The other unforeseen obstacle for entrepreneurs is the social engineering foisted on business owners by well-meaning local governments.
When I owned Wildhare’s, I had to forego booking bands on Sunday nights in the summer because I couldn’t compete with Music Under the Stars. MUTS would book some of the same bands that I hosted, and it’s hard to compete with free.
When the City offers tax incentives to entice a new hotel, the old hotel owners complain. When the City offered tax incentives to entice the Fountains at Farah to remove the blighted eyesore of an abandoned factory, Barnes and Noble and Best Buy relocated, leaving empty retail behind them. The City didn’t eliminate the eyesore, they just moved it down the road. I think someone is moving into one of those spaces now, but how many years has it been?
Of course, the Cincinnati District also benefitted from the City’s largesse. The City partnered with UTEP on that big parking garage across from the Special Events Center in an attempt to foster the entertainment district. But El Pasoans aren’t accustomed to paying for parking. Even on busy nights on Cincinnati Street, the parking garage stayed more than half empty.
I never begrudged the City for Music Under the Stars. I always figured it was for the greater good. But there are only so many dollars in town, be they retail dollars, or entertainment dollars, or lodging dollars. And I’m not sure it should be government’s job to reslice the pie.
Drunks are a fickle customer base, but the City Council’s attention span is only marginally longer.
Would Cincinnati still be a thriving bar district if the City hadn’t redirected its affections towards downtown?

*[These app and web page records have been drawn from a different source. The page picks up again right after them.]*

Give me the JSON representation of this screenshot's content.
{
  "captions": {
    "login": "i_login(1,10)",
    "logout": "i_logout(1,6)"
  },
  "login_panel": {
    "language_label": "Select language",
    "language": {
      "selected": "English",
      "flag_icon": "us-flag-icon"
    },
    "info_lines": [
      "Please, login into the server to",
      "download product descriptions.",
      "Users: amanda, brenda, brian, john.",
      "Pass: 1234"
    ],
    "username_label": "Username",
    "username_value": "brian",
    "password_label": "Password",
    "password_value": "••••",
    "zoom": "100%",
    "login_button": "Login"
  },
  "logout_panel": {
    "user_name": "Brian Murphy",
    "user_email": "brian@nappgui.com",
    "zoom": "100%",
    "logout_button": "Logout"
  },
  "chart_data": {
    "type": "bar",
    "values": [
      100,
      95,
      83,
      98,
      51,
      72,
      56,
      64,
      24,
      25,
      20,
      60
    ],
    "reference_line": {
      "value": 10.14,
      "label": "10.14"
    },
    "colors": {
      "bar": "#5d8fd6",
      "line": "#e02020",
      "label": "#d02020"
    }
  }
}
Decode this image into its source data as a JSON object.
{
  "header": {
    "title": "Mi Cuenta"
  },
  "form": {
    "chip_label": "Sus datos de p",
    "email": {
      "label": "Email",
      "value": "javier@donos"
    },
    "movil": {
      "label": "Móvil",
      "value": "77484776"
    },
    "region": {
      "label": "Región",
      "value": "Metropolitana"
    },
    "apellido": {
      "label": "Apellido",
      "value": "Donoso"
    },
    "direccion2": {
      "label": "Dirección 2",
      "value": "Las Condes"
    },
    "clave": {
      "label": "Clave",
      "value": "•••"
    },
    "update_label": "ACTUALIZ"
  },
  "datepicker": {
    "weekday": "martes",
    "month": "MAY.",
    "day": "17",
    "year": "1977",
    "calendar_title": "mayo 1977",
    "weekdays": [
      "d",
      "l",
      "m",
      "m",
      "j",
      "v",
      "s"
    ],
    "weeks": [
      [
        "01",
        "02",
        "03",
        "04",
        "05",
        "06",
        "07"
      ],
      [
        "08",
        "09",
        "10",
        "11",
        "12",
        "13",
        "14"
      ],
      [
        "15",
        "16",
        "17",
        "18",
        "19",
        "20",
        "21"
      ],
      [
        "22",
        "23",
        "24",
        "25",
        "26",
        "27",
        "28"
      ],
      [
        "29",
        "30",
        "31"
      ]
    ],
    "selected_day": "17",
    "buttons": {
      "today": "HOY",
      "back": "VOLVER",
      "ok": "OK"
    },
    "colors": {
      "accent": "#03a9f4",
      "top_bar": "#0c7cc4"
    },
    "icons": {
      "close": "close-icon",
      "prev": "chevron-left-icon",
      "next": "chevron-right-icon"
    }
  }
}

Who can say? The bar business is dynamic, and there are lots of obstacles. But I’ll miss the fish and chips, and an eight dollar hot dog won’t make up for that.